In non-medical residential or inpatient treatment, patients are monitored as they go through the withdrawal process and progress into rehab. However, the level of medical supervision is lower, and medication therapy is generally not provided as part of treatment. Non-medical drug treatment emphasizes behavioral modification, individual therapy, and group therapy instead of pharmaceutical interventions. Patients participating in non-medical treatment would typically be followed by physicians or therapists outside of the facility if psychiatric drugs or anti-addiction medications were recommended.
The services you receive will also affect the cost of treatment. Inpatient and residential programs typically cost more than outpatient services, due to the increased costs of staffing, housing, medical monitoring, and other expenses. Services like extra counseling, certain prescription medications, private accommodations, or optional therapies may come with an additional cost.
Regardless of your financial circumstances or your ability to pay, there is a level of drug treatment that fits your needs. Look for a facility that provides quality treatment from compassionate, highly credentialed professionals at a reasonable rate, with a variety of flexible payment options.
It’s important to discuss these questions with your insurance provider as well as the intake counselors at the center where you’re seeking admission. An intake counselor or case manager should be available to answer your questions and to find out whether your insurance company will authorize payment for the facility’s services.
When you approach your loved one, try to be as calm and nonjudgmental as possible. Even if you have strong feelings and painful memories associated with your loved one’s drug abuse, it’s important to remember that addiction is now considered to be a chronic disease, similar to diabetes, heart disease, or cancer. In the early stages of drug addiction, an honest talk could be all it takes to persuade someone to go to rehab. However, most drug addicts develop a sense of denial about their problem as soon as they start using seriously. In most cases, by the time the problem becomes apparent, a one-on-one conversation isn’t enough to stop the damage.
The Mayo Clinic states that a formal intervention may be the most effective way to help someone who’s in denial about his problem, or who refuses to get treatment. An intervention is a planned meeting in which the friends, family, or coworkers of an addicted person meet with the individual in order to encourage him to get help.
- To make your loved one aware of how her addiction is harming her life and the lives of those around her
- To discuss a plan for recovery, including a specific drug treatment program
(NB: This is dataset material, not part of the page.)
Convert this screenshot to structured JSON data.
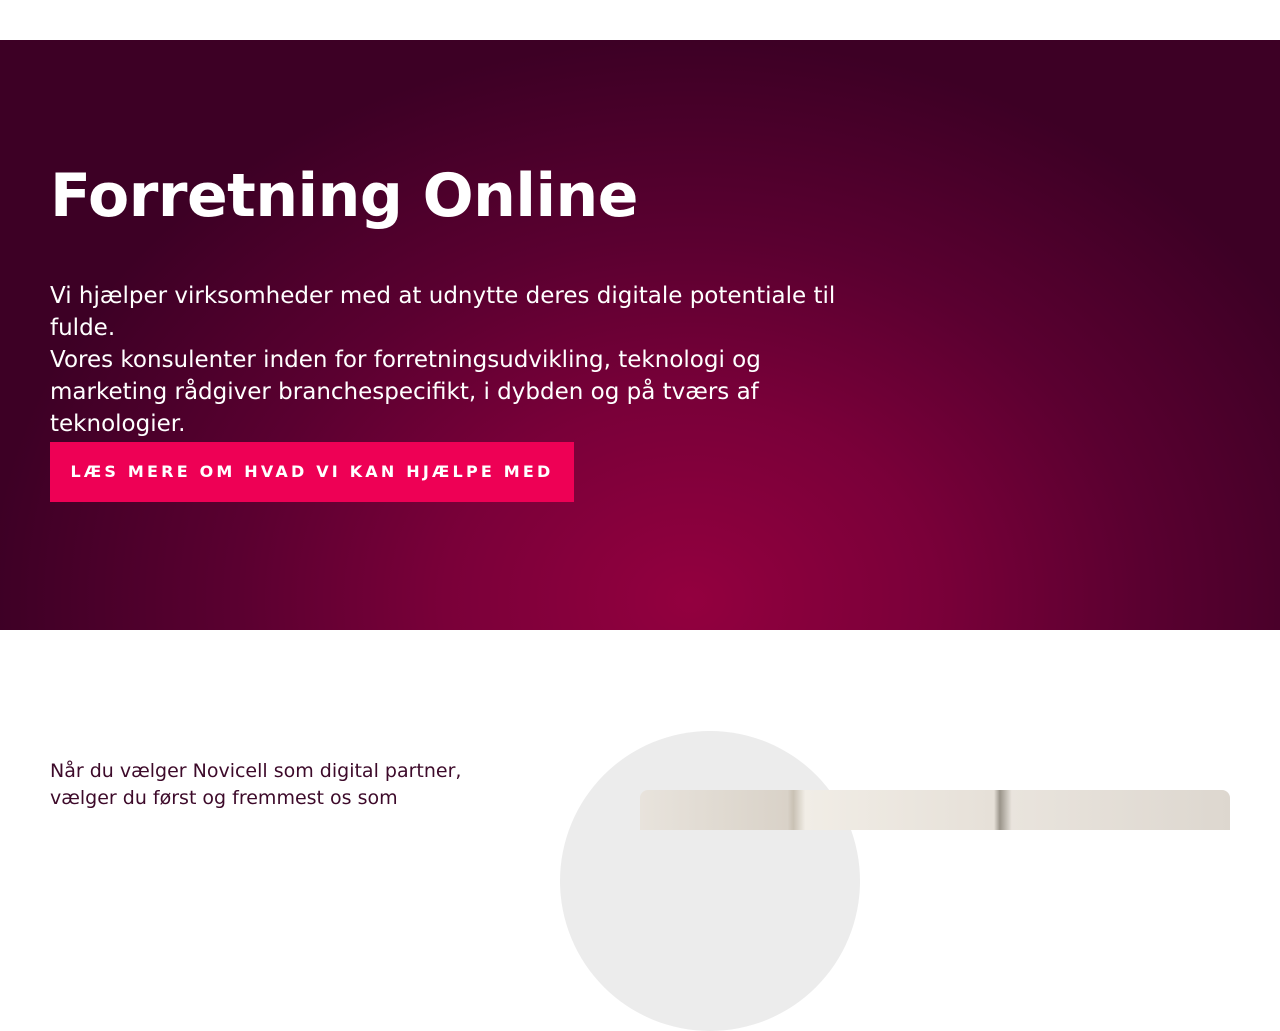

- To present consequences if your loved one refuses to go to treatment, such as a marital separation or changes in a custody agreement
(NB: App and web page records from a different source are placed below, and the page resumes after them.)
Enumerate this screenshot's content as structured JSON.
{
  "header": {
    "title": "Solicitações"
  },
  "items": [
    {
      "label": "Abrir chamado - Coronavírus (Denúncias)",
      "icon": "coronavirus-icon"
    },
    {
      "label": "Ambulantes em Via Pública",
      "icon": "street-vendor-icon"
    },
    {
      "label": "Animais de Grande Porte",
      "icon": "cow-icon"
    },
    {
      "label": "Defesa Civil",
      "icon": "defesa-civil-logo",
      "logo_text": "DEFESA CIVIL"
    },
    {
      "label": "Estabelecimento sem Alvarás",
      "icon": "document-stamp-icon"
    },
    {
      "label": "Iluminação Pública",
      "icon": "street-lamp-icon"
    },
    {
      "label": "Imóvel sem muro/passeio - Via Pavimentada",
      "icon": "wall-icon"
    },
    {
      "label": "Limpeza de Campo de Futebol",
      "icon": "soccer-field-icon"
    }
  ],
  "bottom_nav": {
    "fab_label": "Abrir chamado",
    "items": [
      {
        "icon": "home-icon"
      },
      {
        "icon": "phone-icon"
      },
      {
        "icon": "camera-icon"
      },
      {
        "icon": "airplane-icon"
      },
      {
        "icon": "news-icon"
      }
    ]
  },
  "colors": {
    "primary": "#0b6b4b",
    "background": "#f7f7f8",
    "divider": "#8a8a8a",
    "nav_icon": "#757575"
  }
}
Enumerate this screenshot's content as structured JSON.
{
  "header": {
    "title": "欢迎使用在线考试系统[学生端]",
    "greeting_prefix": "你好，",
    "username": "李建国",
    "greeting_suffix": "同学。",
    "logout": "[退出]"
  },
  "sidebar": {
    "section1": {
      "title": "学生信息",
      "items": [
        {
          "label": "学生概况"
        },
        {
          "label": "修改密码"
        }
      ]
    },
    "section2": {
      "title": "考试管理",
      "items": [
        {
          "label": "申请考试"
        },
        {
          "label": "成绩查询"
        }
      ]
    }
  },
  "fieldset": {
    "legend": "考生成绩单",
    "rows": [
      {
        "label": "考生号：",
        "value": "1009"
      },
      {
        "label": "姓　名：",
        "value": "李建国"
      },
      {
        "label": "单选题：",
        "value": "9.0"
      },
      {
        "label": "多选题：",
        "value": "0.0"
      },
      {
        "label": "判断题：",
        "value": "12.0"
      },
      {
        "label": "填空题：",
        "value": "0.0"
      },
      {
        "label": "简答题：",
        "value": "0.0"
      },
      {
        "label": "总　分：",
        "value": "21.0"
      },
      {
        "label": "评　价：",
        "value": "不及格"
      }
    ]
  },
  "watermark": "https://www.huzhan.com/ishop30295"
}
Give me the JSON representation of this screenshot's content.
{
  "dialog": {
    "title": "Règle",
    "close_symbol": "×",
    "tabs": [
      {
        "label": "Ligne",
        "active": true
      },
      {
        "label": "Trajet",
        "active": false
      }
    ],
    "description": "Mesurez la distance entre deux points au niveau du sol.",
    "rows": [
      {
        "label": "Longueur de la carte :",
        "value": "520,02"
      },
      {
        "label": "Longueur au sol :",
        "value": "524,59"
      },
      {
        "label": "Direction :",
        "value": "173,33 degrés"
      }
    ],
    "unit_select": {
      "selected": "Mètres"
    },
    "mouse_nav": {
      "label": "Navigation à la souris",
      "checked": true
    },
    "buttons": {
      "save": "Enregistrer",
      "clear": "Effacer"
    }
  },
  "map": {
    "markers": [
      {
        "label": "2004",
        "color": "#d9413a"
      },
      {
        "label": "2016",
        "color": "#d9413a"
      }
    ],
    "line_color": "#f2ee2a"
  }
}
To maximize the effectiveness of an intervention, it’s best to hire a professional intervention specialist to help you plan and stage the meeting. Intervention specialists can help you outline your approach, choose the individuals who will be present at the meeting, and develop a proposal for treatment, or a treatment contract. An intervention specialist can coach you in effective communication techniques and prepare you for the various reactions you might face when you talk to your loved one. Although it’s possible to confront your loved one alone or with a small group, you’ll have the best chance of getting the outcome you want if you work with a professional from the beginning.